-- DATA RECORDS --
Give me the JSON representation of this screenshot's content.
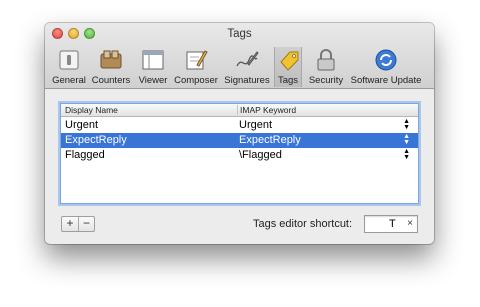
{
  "window": {
    "title": "Tags"
  },
  "toolbar": {
    "items": [
      {
        "label": "General",
        "icon": "general-switch-icon"
      },
      {
        "label": "Counters",
        "icon": "counters-icon"
      },
      {
        "label": "Viewer",
        "icon": "viewer-window-icon"
      },
      {
        "label": "Composer",
        "icon": "composer-icon"
      },
      {
        "label": "Signatures",
        "icon": "signature-pen-icon"
      },
      {
        "label": "Tags",
        "icon": "tag-icon",
        "selected": true
      },
      {
        "label": "Security",
        "icon": "lock-icon"
      },
      {
        "label": "Software Update",
        "icon": "software-update-icon"
      }
    ]
  },
  "table": {
    "columns": [
      "Display Name",
      "IMAP Keyword"
    ],
    "rows": [
      {
        "name": "Urgent",
        "keyword": "Urgent"
      },
      {
        "name": "ExpectReply",
        "keyword": "ExpectReply",
        "selected": true
      },
      {
        "name": "Flagged",
        "keyword": "\\Flagged"
      }
    ]
  },
  "controls": {
    "add_label": "+",
    "remove_label": "−",
    "shortcut_label": "Tags editor shortcut:",
    "shortcut_value": "T",
    "clear_label": "×"
  },
  "colors": {
    "selection": "#3875d7",
    "focus_ring": "#7ea6de"
  }
}
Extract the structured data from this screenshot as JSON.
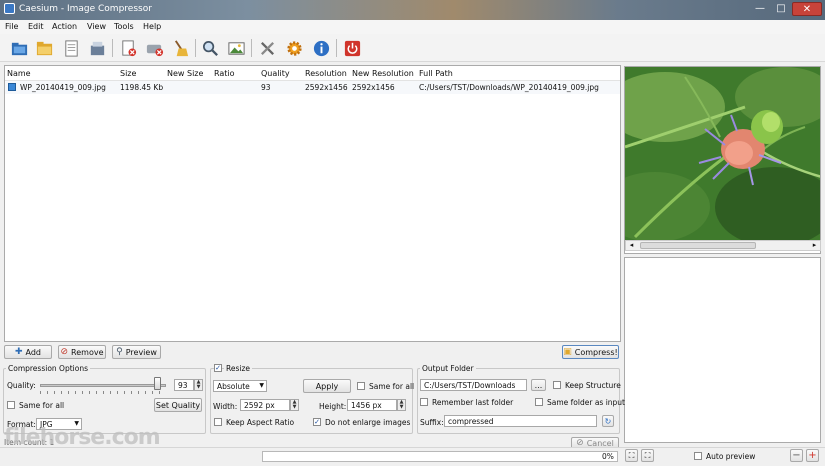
{
  "window": {
    "title": "Caesium - Image Compressor",
    "min": "—",
    "max": "□",
    "close": "✕"
  },
  "menu": [
    "File",
    "Edit",
    "Action",
    "View",
    "Tools",
    "Help"
  ],
  "toolbar_icons": [
    "add-picture-icon",
    "add-folder-icon",
    "save-list-icon",
    "open-list-icon",
    "remove-item-icon",
    "clear-list-icon",
    "clean-broom-icon",
    "search-icon",
    "preview-image-icon",
    "settings-tools-icon",
    "plugins-gear-icon",
    "info-icon",
    "power-icon"
  ],
  "list": {
    "columns": [
      "Name",
      "Size",
      "New Size",
      "Ratio",
      "Quality",
      "Resolution",
      "New Resolution",
      "Full Path"
    ],
    "rows": [
      {
        "name": "WP_20140419_009.jpg",
        "size": "1198.45 Kb",
        "new_size": "",
        "ratio": "",
        "quality": "93",
        "resolution": "2592x1456",
        "new_resolution": "2592x1456",
        "full_path": "C:/Users/TST/Downloads/WP_20140419_009.jpg"
      }
    ]
  },
  "buttons": {
    "add": "Add",
    "remove": "Remove",
    "preview": "Preview",
    "compress": "Compress!",
    "cancel": "Cancel"
  },
  "compression": {
    "title": "Compression Options",
    "quality_label": "Quality:",
    "quality_value": "93",
    "quality_fraction": 0.93,
    "same_for_all": "Same for all",
    "set_quality": "Set Quality",
    "format_label": "Format:",
    "format_value": "JPG"
  },
  "resize": {
    "label": "Resize",
    "checked": true,
    "mode": "Absolute",
    "apply": "Apply",
    "same_for_all": "Same for all",
    "width_label": "Width:",
    "width_value": "2592 px",
    "height_label": "Height:",
    "height_value": "1456 px",
    "keep_aspect": "Keep Aspect Ratio",
    "no_enlarge": "Do not enlarge images",
    "no_enlarge_checked": true
  },
  "output": {
    "title": "Output Folder",
    "path": "C:/Users/TST/Downloads",
    "browse": "...",
    "keep_structure": "Keep Structure",
    "remember_last": "Remember last folder",
    "same_folder": "Same folder as input",
    "suffix_label": "Suffix:",
    "suffix_value": "compressed"
  },
  "status": {
    "item_count": "Item count: 1",
    "progress_text": "0%",
    "progress": 0,
    "auto_preview": "Auto preview"
  },
  "watermark": "filehorse.com"
}
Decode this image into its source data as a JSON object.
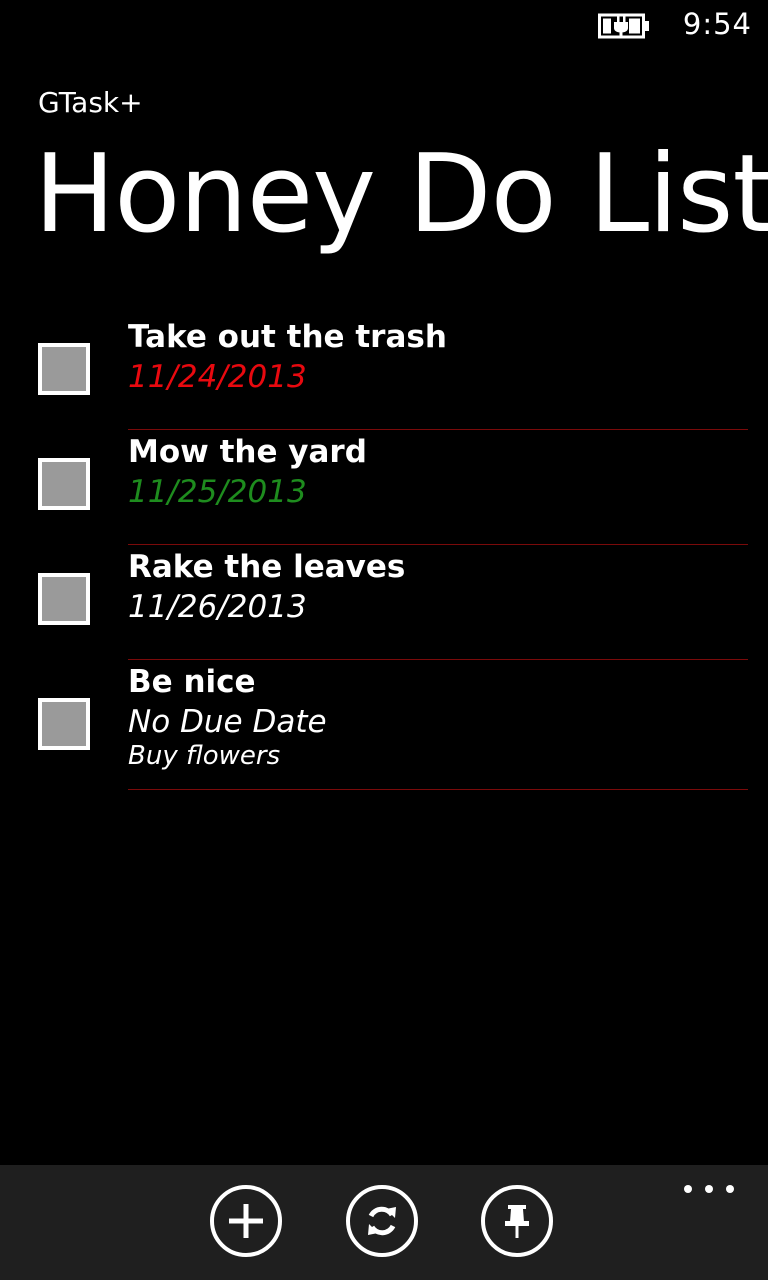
{
  "status_bar": {
    "time": "9:54",
    "battery_icon": "battery-charging-icon"
  },
  "app": {
    "title": "GTask+"
  },
  "page": {
    "title": "Honey Do List"
  },
  "colors": {
    "overdue": "#e8090f",
    "due_soon": "#1e8c1e",
    "normal": "#ffffff",
    "divider": "#7a0a0a",
    "app_bar": "#1f1f1f",
    "checkbox_fill": "#9a9a9a"
  },
  "tasks": [
    {
      "title": "Take out the trash",
      "due": "11/24/2013",
      "due_color": "#e8090f",
      "checked": false
    },
    {
      "title": "Mow the yard",
      "due": "11/25/2013",
      "due_color": "#1e8c1e",
      "checked": false
    },
    {
      "title": "Rake the leaves",
      "due": "11/26/2013",
      "due_color": "#ffffff",
      "checked": false
    },
    {
      "title": "Be nice",
      "due": "No Due Date",
      "due_color": "#ffffff",
      "note": "Buy flowers",
      "checked": false
    }
  ],
  "app_bar": {
    "buttons": [
      {
        "icon": "add-icon"
      },
      {
        "icon": "sync-icon"
      },
      {
        "icon": "pin-icon"
      }
    ],
    "more_icon": "more-icon"
  }
}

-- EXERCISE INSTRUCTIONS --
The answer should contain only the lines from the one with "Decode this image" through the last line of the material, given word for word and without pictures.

-- ANSWER FOR THE TASK --
Decode this image into its source data as a JSON object.
{
  "status_bar": {
    "time": "9:54",
    "battery_icon": "battery-charging-icon"
  },
  "app": {
    "title": "GTask+"
  },
  "page": {
    "title": "Honey Do List"
  },
  "colors": {
    "overdue": "#e8090f",
    "due_soon": "#1e8c1e",
    "normal": "#ffffff",
    "divider": "#7a0a0a",
    "app_bar": "#1f1f1f",
    "checkbox_fill": "#9a9a9a"
  },
  "tasks": [
    {
      "title": "Take out the trash",
      "due": "11/24/2013",
      "due_color": "#e8090f",
      "checked": false
    },
    {
      "title": "Mow the yard",
      "due": "11/25/2013",
      "due_color": "#1e8c1e",
      "checked": false
    },
    {
      "title": "Rake the leaves",
      "due": "11/26/2013",
      "due_color": "#ffffff",
      "checked": false
    },
    {
      "title": "Be nice",
      "due": "No Due Date",
      "due_color": "#ffffff",
      "note": "Buy flowers",
      "checked": false
    }
  ],
  "app_bar": {
    "buttons": [
      {
        "icon": "add-icon"
      },
      {
        "icon": "sync-icon"
      },
      {
        "icon": "pin-icon"
      }
    ],
    "more_icon": "more-icon"
  }
}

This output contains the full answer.